Xylinas E, Rink M, Cha EK, et al. Impact of distal ureter management on oncologic outcomes following radical nephroureterectomy for upper tract urothelial carcinoma. Eur Urol. 2014;65(1):210–217.


Phé V, Cussenot O, Bitker MO, Rouprêt M. Does the surgical technique for management of the distal ureter influence the outcome after nephroureterectomy? BJU Int. 2011;108(1):130–138.


Tsivian A, Benjamin S, Sidi AA. A sealed laparoscopic nephroureterectomy: a new technique. Eur Urol. 2007;52(4):1015–1019.


Ritch CR, Kearns JT, Mues AC, et al. Comparison of distal ureteral management strategies during laparoscopic nephroureterectomy. J Endourol. 2011;25(7):1149–1154.


Hu CY, Yang CK, Huang CY, et al. Robot-assisted laparoscopic nephroureterectomy versus hand-assisted laparoscopic nephroureterectomy for upper urinary tract urothelial carcinoma: a matched comparison study. Biomed Res Int. 2015;2015:1–7.


Rai BP, Shelley M, Coles B, Somani B, Nabi G. Surgical management for upper urinary tract transitional cell carcinoma (UUT-TCC): a systematic review. BJU Int. 2012;110(10):1426–1435.


Trudeau V, Gandaglia G, Shiffmann J, et al. Robot assisted versus laparoscopic nephroureterectomy for upper-tract urothelial cancer: a population-based assessment of costs and perioperative outcomes. Can Urol Assoc J. 2014;8(9–10):E695–E701.


Aboumohamed AA, Krane LS, Hemal AK. Oncologic outcomes following robot-assisted laparoscopic nephroureterectomy with bladder cuff excision for upper tract urothelial carcinoma. J Urol. 2015;194(6):1561–1566.


Stewart GD, Humphries KJ, Cutress ML, Riddick AC, McNeill SA, Tolley DA. Long-term comparative outcomes of open versus laparoscopic nephroureterectomy for upper urinary tract urothelial-cell carcinoma after a median follow-up of 13 years. J Endourol. 2011;25(8):1329–1335.


Ito A, Shintaku I, Satoh M, et al. Intravesical seeding of upper urinary tract urothelial carcinoma cells during nephroureterectomy: an exploratory analysis from the THPMG trial. Jpn J Clin Oncol. 2013;43(11):1139–1144.

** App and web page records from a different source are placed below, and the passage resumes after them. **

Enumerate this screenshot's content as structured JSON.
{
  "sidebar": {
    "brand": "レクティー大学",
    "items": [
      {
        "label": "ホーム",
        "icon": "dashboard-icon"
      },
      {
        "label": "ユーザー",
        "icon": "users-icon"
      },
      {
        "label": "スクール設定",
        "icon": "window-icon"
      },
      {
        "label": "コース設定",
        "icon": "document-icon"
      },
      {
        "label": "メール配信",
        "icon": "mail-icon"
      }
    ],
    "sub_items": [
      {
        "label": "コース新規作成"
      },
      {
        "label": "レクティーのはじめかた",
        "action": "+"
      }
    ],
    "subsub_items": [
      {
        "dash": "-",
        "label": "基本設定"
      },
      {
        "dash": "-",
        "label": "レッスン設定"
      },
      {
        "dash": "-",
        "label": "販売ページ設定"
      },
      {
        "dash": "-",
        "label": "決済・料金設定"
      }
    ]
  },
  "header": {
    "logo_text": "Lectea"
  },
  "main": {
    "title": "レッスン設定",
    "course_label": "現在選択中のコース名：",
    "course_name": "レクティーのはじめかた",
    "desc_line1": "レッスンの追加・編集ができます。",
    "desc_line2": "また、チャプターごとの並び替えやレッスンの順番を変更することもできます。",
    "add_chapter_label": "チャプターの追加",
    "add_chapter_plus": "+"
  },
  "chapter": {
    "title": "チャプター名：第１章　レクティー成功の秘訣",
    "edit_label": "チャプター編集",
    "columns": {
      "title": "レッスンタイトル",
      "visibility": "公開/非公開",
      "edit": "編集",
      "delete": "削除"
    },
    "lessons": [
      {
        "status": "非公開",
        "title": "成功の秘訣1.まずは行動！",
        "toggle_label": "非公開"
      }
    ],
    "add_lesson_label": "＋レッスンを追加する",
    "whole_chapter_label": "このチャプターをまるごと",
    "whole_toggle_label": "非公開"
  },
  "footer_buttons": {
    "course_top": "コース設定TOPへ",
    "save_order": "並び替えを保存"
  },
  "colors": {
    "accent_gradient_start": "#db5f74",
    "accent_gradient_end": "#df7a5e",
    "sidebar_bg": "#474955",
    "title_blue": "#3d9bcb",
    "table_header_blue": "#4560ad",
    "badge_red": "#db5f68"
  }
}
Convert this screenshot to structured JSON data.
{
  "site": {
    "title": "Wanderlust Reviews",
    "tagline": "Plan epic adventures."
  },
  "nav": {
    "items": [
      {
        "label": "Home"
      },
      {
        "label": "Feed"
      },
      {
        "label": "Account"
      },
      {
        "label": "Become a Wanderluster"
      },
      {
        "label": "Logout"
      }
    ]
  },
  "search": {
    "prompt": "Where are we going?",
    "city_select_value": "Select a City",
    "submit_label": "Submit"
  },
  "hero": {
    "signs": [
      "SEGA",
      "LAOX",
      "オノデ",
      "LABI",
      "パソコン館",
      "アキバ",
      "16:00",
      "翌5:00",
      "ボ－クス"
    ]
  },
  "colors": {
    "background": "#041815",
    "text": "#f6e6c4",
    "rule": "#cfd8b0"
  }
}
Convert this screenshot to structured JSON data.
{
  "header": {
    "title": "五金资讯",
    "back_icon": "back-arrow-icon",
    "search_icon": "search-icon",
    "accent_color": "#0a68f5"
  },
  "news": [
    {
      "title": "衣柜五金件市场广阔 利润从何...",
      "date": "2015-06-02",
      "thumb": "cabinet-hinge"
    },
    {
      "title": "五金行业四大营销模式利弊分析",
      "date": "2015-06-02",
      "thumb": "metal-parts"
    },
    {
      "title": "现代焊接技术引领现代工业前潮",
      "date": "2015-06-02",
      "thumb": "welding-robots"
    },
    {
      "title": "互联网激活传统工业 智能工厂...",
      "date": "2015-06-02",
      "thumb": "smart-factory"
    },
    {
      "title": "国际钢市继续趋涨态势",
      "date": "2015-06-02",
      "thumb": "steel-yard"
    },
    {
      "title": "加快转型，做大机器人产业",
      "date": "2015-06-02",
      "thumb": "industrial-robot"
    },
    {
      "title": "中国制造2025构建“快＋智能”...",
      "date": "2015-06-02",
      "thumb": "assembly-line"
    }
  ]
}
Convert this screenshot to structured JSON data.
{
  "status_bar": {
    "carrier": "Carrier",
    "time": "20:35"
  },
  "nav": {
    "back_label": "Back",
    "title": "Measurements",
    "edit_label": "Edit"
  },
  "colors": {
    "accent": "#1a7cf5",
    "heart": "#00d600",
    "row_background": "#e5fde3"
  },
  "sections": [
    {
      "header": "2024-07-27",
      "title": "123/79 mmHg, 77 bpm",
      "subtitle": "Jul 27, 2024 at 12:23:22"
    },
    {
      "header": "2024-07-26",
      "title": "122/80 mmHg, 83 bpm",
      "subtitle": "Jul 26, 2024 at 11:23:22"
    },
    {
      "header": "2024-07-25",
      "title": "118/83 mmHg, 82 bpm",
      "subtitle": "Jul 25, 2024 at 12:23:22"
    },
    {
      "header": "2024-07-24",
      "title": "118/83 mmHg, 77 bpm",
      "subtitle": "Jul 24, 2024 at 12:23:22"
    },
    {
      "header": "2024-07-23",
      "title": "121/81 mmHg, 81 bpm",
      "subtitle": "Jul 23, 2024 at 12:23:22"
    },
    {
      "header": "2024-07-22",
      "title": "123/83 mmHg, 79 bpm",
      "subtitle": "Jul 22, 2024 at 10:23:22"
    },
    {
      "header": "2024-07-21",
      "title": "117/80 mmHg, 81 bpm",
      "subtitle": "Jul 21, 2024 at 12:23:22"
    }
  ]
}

Ribal MJ, Huguet J, Alcaraz A. Oncologic outcomes obtained after laparoscopic, robotic and/or single port nephroureterectomy for upper urinary tract tumours. World J Urol. 2013;31(1):93–107.


Lim SK, Shin TY, Kim KH, et al. Intermediate-term outcomes of robot-assisted laparoscopic nephroureterectomy in upper urinary tract urothelial carcinoma. Clin Genitourin Cancer. 2013;11(4):515–521.


Tanaka N, Kikuchi E, Kanao K, et al. Metastatic behavior of upper tract urothelial carcinoma after radical nephroureterectomy: association with primary tumor location. Ann Surg Oncol. 2014;21(3):1038–1045.

Creative Commons License © 2016 The Author(s). This work is published and licensed by Dove Medical Press Limited. The full terms of this license are available at and incorporate the Creative Commons Attribution - Non Commercial (unported, v3.0) License. By accessing the work you hereby accept the Terms. Non-commercial uses of the work are permitted without any further permission from Dove Medical Press Limited, provided the work is properly attributed. For permission for commercial use of this work, please see paragraphs 4.2 and 5 of our Terms.